What the task asks. What you should output is the data below, unchanged in every character.

(Web page and app entries)
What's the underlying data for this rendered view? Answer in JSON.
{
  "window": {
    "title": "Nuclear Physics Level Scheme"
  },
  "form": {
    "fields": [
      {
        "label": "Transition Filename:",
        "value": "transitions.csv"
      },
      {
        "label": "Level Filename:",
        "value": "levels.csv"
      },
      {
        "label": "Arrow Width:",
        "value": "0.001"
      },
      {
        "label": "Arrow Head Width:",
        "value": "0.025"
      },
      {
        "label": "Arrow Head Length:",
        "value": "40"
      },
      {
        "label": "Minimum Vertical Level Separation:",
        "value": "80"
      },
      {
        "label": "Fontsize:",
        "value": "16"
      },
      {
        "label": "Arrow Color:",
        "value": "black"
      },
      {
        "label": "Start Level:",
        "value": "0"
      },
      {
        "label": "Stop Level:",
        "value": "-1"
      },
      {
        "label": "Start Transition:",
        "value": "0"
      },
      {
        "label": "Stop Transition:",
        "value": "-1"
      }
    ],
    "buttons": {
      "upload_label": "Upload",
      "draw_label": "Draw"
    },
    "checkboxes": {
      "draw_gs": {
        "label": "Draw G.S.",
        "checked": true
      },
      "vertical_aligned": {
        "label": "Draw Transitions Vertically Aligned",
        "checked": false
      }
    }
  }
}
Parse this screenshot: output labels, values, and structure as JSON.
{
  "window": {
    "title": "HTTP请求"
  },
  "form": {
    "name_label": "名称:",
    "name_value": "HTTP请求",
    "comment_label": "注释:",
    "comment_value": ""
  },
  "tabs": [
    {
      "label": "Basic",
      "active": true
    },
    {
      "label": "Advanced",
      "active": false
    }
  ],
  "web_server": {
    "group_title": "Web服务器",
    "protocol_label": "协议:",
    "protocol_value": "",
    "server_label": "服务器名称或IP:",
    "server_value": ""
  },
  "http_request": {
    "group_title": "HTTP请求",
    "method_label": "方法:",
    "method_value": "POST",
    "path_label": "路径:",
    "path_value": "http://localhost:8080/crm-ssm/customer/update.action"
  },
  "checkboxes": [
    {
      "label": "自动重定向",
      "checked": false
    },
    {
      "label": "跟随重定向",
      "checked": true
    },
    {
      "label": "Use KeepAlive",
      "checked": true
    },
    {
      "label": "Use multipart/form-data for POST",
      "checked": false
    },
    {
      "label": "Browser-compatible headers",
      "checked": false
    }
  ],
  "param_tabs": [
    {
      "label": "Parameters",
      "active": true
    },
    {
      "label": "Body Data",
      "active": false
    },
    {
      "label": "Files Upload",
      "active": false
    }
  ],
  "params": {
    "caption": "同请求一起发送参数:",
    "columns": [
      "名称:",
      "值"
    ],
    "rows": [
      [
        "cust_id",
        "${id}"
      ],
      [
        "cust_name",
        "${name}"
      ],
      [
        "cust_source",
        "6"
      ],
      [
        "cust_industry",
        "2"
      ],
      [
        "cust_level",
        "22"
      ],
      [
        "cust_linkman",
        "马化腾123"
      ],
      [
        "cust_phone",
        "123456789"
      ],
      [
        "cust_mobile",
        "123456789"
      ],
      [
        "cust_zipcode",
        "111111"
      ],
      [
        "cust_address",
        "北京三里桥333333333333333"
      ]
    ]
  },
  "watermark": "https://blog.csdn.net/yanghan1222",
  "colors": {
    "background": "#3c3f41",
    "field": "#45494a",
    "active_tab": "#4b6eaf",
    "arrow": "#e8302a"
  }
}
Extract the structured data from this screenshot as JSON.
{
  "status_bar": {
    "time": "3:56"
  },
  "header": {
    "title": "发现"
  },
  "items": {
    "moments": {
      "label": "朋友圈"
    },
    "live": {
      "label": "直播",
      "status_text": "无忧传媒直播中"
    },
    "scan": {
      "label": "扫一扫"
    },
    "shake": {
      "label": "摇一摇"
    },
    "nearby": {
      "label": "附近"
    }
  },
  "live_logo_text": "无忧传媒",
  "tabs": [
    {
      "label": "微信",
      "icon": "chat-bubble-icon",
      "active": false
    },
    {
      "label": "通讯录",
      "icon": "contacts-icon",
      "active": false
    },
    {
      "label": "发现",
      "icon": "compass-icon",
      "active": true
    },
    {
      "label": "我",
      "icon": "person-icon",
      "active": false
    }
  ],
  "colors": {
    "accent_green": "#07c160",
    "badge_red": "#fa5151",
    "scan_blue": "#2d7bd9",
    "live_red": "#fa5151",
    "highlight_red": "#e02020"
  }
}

Task response.
What's the underlying data for this rendered view? Answer in JSON.
{
  "window": {
    "title": "Nuclear Physics Level Scheme"
  },
  "form": {
    "fields": [
      {
        "label": "Transition Filename:",
        "value": "transitions.csv"
      },
      {
        "label": "Level Filename:",
        "value": "levels.csv"
      },
      {
        "label": "Arrow Width:",
        "value": "0.001"
      },
      {
        "label": "Arrow Head Width:",
        "value": "0.025"
      },
      {
        "label": "Arrow Head Length:",
        "value": "40"
      },
      {
        "label": "Minimum Vertical Level Separation:",
        "value": "80"
      },
      {
        "label": "Fontsize:",
        "value": "16"
      },
      {
        "label": "Arrow Color:",
        "value": "black"
      },
      {
        "label": "Start Level:",
        "value": "0"
      },
      {
        "label": "Stop Level:",
        "value": "-1"
      },
      {
        "label": "Start Transition:",
        "value": "0"
      },
      {
        "label": "Stop Transition:",
        "value": "-1"
      }
    ],
    "buttons": {
      "upload_label": "Upload",
      "draw_label": "Draw"
    },
    "checkboxes": {
      "draw_gs": {
        "label": "Draw G.S.",
        "checked": true
      },
      "vertical_aligned": {
        "label": "Draw Transitions Vertically Aligned",
        "checked": false
      }
    }
  }
}
Parse this screenshot: output labels, values, and structure as JSON.
{
  "window": {
    "title": "HTTP请求"
  },
  "form": {
    "name_label": "名称:",
    "name_value": "HTTP请求",
    "comment_label": "注释:",
    "comment_value": ""
  },
  "tabs": [
    {
      "label": "Basic",
      "active": true
    },
    {
      "label": "Advanced",
      "active": false
    }
  ],
  "web_server": {
    "group_title": "Web服务器",
    "protocol_label": "协议:",
    "protocol_value": "",
    "server_label": "服务器名称或IP:",
    "server_value": ""
  },
  "http_request": {
    "group_title": "HTTP请求",
    "method_label": "方法:",
    "method_value": "POST",
    "path_label": "路径:",
    "path_value": "http://localhost:8080/crm-ssm/customer/update.action"
  },
  "checkboxes": [
    {
      "label": "自动重定向",
      "checked": false
    },
    {
      "label": "跟随重定向",
      "checked": true
    },
    {
      "label": "Use KeepAlive",
      "checked": true
    },
    {
      "label": "Use multipart/form-data for POST",
      "checked": false
    },
    {
      "label": "Browser-compatible headers",
      "checked": false
    }
  ],
  "param_tabs": [
    {
      "label": "Parameters",
      "active": true
    },
    {
      "label": "Body Data",
      "active": false
    },
    {
      "label": "Files Upload",
      "active": false
    }
  ],
  "params": {
    "caption": "同请求一起发送参数:",
    "columns": [
      "名称:",
      "值"
    ],
    "rows": [
      [
        "cust_id",
        "${id}"
      ],
      [
        "cust_name",
        "${name}"
      ],
      [
        "cust_source",
        "6"
      ],
      [
        "cust_industry",
        "2"
      ],
      [
        "cust_level",
        "22"
      ],
      [
        "cust_linkman",
        "马化腾123"
      ],
      [
        "cust_phone",
        "123456789"
      ],
      [
        "cust_mobile",
        "123456789"
      ],
      [
        "cust_zipcode",
        "111111"
      ],
      [
        "cust_address",
        "北京三里桥333333333333333"
      ]
    ]
  },
  "watermark": "https://blog.csdn.net/yanghan1222",
  "colors": {
    "background": "#3c3f41",
    "field": "#45494a",
    "active_tab": "#4b6eaf",
    "arrow": "#e8302a"
  }
}
Extract the structured data from this screenshot as JSON.
{
  "status_bar": {
    "time": "3:56"
  },
  "header": {
    "title": "发现"
  },
  "items": {
    "moments": {
      "label": "朋友圈"
    },
    "live": {
      "label": "直播",
      "status_text": "无忧传媒直播中"
    },
    "scan": {
      "label": "扫一扫"
    },
    "shake": {
      "label": "摇一摇"
    },
    "nearby": {
      "label": "附近"
    }
  },
  "live_logo_text": "无忧传媒",
  "tabs": [
    {
      "label": "微信",
      "icon": "chat-bubble-icon",
      "active": false
    },
    {
      "label": "通讯录",
      "icon": "contacts-icon",
      "active": false
    },
    {
      "label": "发现",
      "icon": "compass-icon",
      "active": true
    },
    {
      "label": "我",
      "icon": "person-icon",
      "active": false
    }
  ],
  "colors": {
    "accent_green": "#07c160",
    "badge_red": "#fa5151",
    "scan_blue": "#2d7bd9",
    "live_red": "#fa5151",
    "highlight_red": "#e02020"
  }
}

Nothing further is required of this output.